**Goal of the exercise**
The entries below must be retyped in full. Keep every word the same.

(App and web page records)
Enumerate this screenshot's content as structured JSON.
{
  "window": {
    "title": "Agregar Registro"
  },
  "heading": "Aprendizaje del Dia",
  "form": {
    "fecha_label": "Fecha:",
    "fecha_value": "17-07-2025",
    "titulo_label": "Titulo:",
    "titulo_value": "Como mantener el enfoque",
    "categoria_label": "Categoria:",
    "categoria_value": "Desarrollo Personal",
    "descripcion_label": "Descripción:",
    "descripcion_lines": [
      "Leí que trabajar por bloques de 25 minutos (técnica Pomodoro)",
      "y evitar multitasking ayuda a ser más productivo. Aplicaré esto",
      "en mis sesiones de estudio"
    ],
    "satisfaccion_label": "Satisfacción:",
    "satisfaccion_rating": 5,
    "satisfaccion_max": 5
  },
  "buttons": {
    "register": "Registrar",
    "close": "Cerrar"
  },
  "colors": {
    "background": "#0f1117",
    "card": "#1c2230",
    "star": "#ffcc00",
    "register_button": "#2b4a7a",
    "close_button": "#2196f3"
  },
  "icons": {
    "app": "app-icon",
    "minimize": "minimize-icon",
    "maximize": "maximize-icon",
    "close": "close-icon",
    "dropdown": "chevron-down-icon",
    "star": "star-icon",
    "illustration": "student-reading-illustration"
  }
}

**The answer**
Enumerate this screenshot's content as structured JSON.
{
  "window": {
    "title": "Agregar Registro"
  },
  "heading": "Aprendizaje del Dia",
  "form": {
    "fecha_label": "Fecha:",
    "fecha_value": "17-07-2025",
    "titulo_label": "Titulo:",
    "titulo_value": "Como mantener el enfoque",
    "categoria_label": "Categoria:",
    "categoria_value": "Desarrollo Personal",
    "descripcion_label": "Descripción:",
    "descripcion_lines": [
      "Leí que trabajar por bloques de 25 minutos (técnica Pomodoro)",
      "y evitar multitasking ayuda a ser más productivo. Aplicaré esto",
      "en mis sesiones de estudio"
    ],
    "satisfaccion_label": "Satisfacción:",
    "satisfaccion_rating": 5,
    "satisfaccion_max": 5
  },
  "buttons": {
    "register": "Registrar",
    "close": "Cerrar"
  },
  "colors": {
    "background": "#0f1117",
    "card": "#1c2230",
    "star": "#ffcc00",
    "register_button": "#2b4a7a",
    "close_button": "#2196f3"
  },
  "icons": {
    "app": "app-icon",
    "minimize": "minimize-icon",
    "maximize": "maximize-icon",
    "close": "close-icon",
    "dropdown": "chevron-down-icon",
    "star": "star-icon",
    "illustration": "student-reading-illustration"
  }
}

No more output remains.